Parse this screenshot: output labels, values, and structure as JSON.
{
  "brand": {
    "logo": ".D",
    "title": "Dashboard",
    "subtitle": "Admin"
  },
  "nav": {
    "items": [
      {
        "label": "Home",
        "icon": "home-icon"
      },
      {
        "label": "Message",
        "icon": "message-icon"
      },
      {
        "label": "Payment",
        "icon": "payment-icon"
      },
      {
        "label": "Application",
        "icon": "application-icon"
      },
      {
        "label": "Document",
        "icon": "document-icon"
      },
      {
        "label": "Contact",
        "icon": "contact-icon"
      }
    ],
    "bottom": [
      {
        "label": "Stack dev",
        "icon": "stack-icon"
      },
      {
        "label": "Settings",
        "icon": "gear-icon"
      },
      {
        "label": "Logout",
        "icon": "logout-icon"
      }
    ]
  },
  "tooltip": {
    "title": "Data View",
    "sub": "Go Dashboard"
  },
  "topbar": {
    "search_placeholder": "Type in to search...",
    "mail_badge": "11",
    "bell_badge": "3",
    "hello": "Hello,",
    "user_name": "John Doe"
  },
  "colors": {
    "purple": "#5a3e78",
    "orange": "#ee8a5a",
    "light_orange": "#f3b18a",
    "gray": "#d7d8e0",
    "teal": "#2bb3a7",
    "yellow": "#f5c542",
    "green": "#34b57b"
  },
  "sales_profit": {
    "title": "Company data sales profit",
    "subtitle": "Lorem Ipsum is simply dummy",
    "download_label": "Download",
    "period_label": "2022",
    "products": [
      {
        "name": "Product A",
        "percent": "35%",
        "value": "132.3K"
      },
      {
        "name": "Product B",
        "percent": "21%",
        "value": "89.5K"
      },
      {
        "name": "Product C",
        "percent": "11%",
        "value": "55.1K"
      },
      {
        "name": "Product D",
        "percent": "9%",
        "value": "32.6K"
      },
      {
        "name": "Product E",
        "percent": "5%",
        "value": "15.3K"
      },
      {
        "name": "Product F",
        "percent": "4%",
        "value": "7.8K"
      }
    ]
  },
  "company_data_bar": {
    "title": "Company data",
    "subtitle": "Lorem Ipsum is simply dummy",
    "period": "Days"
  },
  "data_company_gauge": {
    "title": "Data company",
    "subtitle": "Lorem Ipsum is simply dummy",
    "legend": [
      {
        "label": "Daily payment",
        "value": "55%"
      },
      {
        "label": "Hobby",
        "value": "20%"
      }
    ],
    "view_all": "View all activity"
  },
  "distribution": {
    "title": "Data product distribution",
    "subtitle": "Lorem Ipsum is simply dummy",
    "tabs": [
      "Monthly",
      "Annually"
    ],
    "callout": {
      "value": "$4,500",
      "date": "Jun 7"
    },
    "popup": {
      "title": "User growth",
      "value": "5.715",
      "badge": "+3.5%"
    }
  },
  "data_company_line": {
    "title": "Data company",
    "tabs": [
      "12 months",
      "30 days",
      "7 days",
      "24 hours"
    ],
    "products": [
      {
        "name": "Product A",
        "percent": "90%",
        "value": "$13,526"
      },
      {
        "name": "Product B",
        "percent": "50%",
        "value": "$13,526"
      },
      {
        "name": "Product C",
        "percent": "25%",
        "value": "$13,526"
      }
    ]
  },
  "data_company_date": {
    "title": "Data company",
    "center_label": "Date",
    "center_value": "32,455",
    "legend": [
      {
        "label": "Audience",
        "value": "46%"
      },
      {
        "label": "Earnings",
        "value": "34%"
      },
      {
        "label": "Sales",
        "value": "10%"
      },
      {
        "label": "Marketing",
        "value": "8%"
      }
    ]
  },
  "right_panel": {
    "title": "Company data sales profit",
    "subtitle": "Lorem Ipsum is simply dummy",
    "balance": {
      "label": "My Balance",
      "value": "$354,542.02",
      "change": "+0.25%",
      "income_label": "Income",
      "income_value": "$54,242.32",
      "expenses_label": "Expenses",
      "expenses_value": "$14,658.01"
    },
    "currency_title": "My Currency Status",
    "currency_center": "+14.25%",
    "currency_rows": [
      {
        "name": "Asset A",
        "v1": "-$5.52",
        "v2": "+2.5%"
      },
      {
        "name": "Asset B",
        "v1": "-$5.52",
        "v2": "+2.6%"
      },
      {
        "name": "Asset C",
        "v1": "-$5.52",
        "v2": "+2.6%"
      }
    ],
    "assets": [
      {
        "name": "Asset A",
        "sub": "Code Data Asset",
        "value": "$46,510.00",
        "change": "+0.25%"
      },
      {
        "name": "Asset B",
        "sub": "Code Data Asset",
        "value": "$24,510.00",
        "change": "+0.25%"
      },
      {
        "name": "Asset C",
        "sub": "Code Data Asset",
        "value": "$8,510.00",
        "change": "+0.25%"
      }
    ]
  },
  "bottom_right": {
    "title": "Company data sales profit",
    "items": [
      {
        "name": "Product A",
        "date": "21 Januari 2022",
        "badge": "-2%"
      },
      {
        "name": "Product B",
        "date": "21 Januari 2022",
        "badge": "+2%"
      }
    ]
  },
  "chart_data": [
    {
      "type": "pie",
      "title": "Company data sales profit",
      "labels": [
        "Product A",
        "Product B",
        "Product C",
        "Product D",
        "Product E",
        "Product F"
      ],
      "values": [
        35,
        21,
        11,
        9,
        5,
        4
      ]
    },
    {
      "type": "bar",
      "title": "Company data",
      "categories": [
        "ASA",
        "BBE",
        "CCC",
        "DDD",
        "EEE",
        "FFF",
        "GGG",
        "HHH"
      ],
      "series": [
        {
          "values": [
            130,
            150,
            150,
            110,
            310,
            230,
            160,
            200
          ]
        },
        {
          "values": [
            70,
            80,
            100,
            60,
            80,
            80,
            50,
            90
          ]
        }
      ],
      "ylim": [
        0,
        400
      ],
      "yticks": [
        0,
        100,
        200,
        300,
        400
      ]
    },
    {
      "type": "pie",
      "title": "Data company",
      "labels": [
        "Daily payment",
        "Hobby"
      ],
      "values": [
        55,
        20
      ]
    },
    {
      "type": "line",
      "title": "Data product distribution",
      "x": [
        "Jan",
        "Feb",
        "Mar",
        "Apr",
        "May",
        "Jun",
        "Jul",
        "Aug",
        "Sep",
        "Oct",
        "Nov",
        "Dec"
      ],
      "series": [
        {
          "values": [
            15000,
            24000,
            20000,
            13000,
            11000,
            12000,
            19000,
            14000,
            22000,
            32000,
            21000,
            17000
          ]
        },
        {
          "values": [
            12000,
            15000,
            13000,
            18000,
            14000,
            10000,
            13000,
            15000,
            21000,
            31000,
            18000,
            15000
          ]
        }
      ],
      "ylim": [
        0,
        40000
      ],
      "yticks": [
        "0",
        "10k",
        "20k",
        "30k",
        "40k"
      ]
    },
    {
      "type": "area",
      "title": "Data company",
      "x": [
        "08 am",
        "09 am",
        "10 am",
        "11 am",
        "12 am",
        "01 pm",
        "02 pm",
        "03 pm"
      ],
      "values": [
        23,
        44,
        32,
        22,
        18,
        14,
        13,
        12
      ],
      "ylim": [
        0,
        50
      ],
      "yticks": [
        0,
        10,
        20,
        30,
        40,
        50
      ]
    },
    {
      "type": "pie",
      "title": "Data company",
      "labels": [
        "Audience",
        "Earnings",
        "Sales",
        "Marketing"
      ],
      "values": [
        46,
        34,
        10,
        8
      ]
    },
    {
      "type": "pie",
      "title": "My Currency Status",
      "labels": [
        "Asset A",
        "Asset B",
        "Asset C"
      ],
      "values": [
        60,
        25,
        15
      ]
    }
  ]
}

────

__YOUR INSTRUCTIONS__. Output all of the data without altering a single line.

__SOLUTION TO THIS PROBLEM__.
Parse this screenshot: output labels, values, and structure as JSON.
{
  "brand": {
    "logo": ".D",
    "title": "Dashboard",
    "subtitle": "Admin"
  },
  "nav": {
    "items": [
      {
        "label": "Home",
        "icon": "home-icon"
      },
      {
        "label": "Message",
        "icon": "message-icon"
      },
      {
        "label": "Payment",
        "icon": "payment-icon"
      },
      {
        "label": "Application",
        "icon": "application-icon"
      },
      {
        "label": "Document",
        "icon": "document-icon"
      },
      {
        "label": "Contact",
        "icon": "contact-icon"
      }
    ],
    "bottom": [
      {
        "label": "Stack dev",
        "icon": "stack-icon"
      },
      {
        "label": "Settings",
        "icon": "gear-icon"
      },
      {
        "label": "Logout",
        "icon": "logout-icon"
      }
    ]
  },
  "tooltip": {
    "title": "Data View",
    "sub": "Go Dashboard"
  },
  "topbar": {
    "search_placeholder": "Type in to search...",
    "mail_badge": "11",
    "bell_badge": "3",
    "hello": "Hello,",
    "user_name": "John Doe"
  },
  "colors": {
    "purple": "#5a3e78",
    "orange": "#ee8a5a",
    "light_orange": "#f3b18a",
    "gray": "#d7d8e0",
    "teal": "#2bb3a7",
    "yellow": "#f5c542",
    "green": "#34b57b"
  },
  "sales_profit": {
    "title": "Company data sales profit",
    "subtitle": "Lorem Ipsum is simply dummy",
    "download_label": "Download",
    "period_label": "2022",
    "products": [
      {
        "name": "Product A",
        "percent": "35%",
        "value": "132.3K"
      },
      {
        "name": "Product B",
        "percent": "21%",
        "value": "89.5K"
      },
      {
        "name": "Product C",
        "percent": "11%",
        "value": "55.1K"
      },
      {
        "name": "Product D",
        "percent": "9%",
        "value": "32.6K"
      },
      {
        "name": "Product E",
        "percent": "5%",
        "value": "15.3K"
      },
      {
        "name": "Product F",
        "percent": "4%",
        "value": "7.8K"
      }
    ]
  },
  "company_data_bar": {
    "title": "Company data",
    "subtitle": "Lorem Ipsum is simply dummy",
    "period": "Days"
  },
  "data_company_gauge": {
    "title": "Data company",
    "subtitle": "Lorem Ipsum is simply dummy",
    "legend": [
      {
        "label": "Daily payment",
        "value": "55%"
      },
      {
        "label": "Hobby",
        "value": "20%"
      }
    ],
    "view_all": "View all activity"
  },
  "distribution": {
    "title": "Data product distribution",
    "subtitle": "Lorem Ipsum is simply dummy",
    "tabs": [
      "Monthly",
      "Annually"
    ],
    "callout": {
      "value": "$4,500",
      "date": "Jun 7"
    },
    "popup": {
      "title": "User growth",
      "value": "5.715",
      "badge": "+3.5%"
    }
  },
  "data_company_line": {
    "title": "Data company",
    "tabs": [
      "12 months",
      "30 days",
      "7 days",
      "24 hours"
    ],
    "products": [
      {
        "name": "Product A",
        "percent": "90%",
        "value": "$13,526"
      },
      {
        "name": "Product B",
        "percent": "50%",
        "value": "$13,526"
      },
      {
        "name": "Product C",
        "percent": "25%",
        "value": "$13,526"
      }
    ]
  },
  "data_company_date": {
    "title": "Data company",
    "center_label": "Date",
    "center_value": "32,455",
    "legend": [
      {
        "label": "Audience",
        "value": "46%"
      },
      {
        "label": "Earnings",
        "value": "34%"
      },
      {
        "label": "Sales",
        "value": "10%"
      },
      {
        "label": "Marketing",
        "value": "8%"
      }
    ]
  },
  "right_panel": {
    "title": "Company data sales profit",
    "subtitle": "Lorem Ipsum is simply dummy",
    "balance": {
      "label": "My Balance",
      "value": "$354,542.02",
      "change": "+0.25%",
      "income_label": "Income",
      "income_value": "$54,242.32",
      "expenses_label": "Expenses",
      "expenses_value": "$14,658.01"
    },
    "currency_title": "My Currency Status",
    "currency_center": "+14.25%",
    "currency_rows": [
      {
        "name": "Asset A",
        "v1": "-$5.52",
        "v2": "+2.5%"
      },
      {
        "name": "Asset B",
        "v1": "-$5.52",
        "v2": "+2.6%"
      },
      {
        "name": "Asset C",
        "v1": "-$5.52",
        "v2": "+2.6%"
      }
    ],
    "assets": [
      {
        "name": "Asset A",
        "sub": "Code Data Asset",
        "value": "$46,510.00",
        "change": "+0.25%"
      },
      {
        "name": "Asset B",
        "sub": "Code Data Asset",
        "value": "$24,510.00",
        "change": "+0.25%"
      },
      {
        "name": "Asset C",
        "sub": "Code Data Asset",
        "value": "$8,510.00",
        "change": "+0.25%"
      }
    ]
  },
  "bottom_right": {
    "title": "Company data sales profit",
    "items": [
      {
        "name": "Product A",
        "date": "21 Januari 2022",
        "badge": "-2%"
      },
      {
        "name": "Product B",
        "date": "21 Januari 2022",
        "badge": "+2%"
      }
    ]
  },
  "chart_data": [
    {
      "type": "pie",
      "title": "Company data sales profit",
      "labels": [
        "Product A",
        "Product B",
        "Product C",
        "Product D",
        "Product E",
        "Product F"
      ],
      "values": [
        35,
        21,
        11,
        9,
        5,
        4
      ]
    },
    {
      "type": "bar",
      "title": "Company data",
      "categories": [
        "ASA",
        "BBE",
        "CCC",
        "DDD",
        "EEE",
        "FFF",
        "GGG",
        "HHH"
      ],
      "series": [
        {
          "values": [
            130,
            150,
            150,
            110,
            310,
            230,
            160,
            200
          ]
        },
        {
          "values": [
            70,
            80,
            100,
            60,
            80,
            80,
            50,
            90
          ]
        }
      ],
      "ylim": [
        0,
        400
      ],
      "yticks": [
        0,
        100,
        200,
        300,
        400
      ]
    },
    {
      "type": "pie",
      "title": "Data company",
      "labels": [
        "Daily payment",
        "Hobby"
      ],
      "values": [
        55,
        20
      ]
    },
    {
      "type": "line",
      "title": "Data product distribution",
      "x": [
        "Jan",
        "Feb",
        "Mar",
        "Apr",
        "May",
        "Jun",
        "Jul",
        "Aug",
        "Sep",
        "Oct",
        "Nov",
        "Dec"
      ],
      "series": [
        {
          "values": [
            15000,
            24000,
            20000,
            13000,
            11000,
            12000,
            19000,
            14000,
            22000,
            32000,
            21000,
            17000
          ]
        },
        {
          "values": [
            12000,
            15000,
            13000,
            18000,
            14000,
            10000,
            13000,
            15000,
            21000,
            31000,
            18000,
            15000
          ]
        }
      ],
      "ylim": [
        0,
        40000
      ],
      "yticks": [
        "0",
        "10k",
        "20k",
        "30k",
        "40k"
      ]
    },
    {
      "type": "area",
      "title": "Data company",
      "x": [
        "08 am",
        "09 am",
        "10 am",
        "11 am",
        "12 am",
        "01 pm",
        "02 pm",
        "03 pm"
      ],
      "values": [
        23,
        44,
        32,
        22,
        18,
        14,
        13,
        12
      ],
      "ylim": [
        0,
        50
      ],
      "yticks": [
        0,
        10,
        20,
        30,
        40,
        50
      ]
    },
    {
      "type": "pie",
      "title": "Data company",
      "labels": [
        "Audience",
        "Earnings",
        "Sales",
        "Marketing"
      ],
      "values": [
        46,
        34,
        10,
        8
      ]
    },
    {
      "type": "pie",
      "title": "My Currency Status",
      "labels": [
        "Asset A",
        "Asset B",
        "Asset C"
      ],
      "values": [
        60,
        25,
        15
      ]
    }
  ]
}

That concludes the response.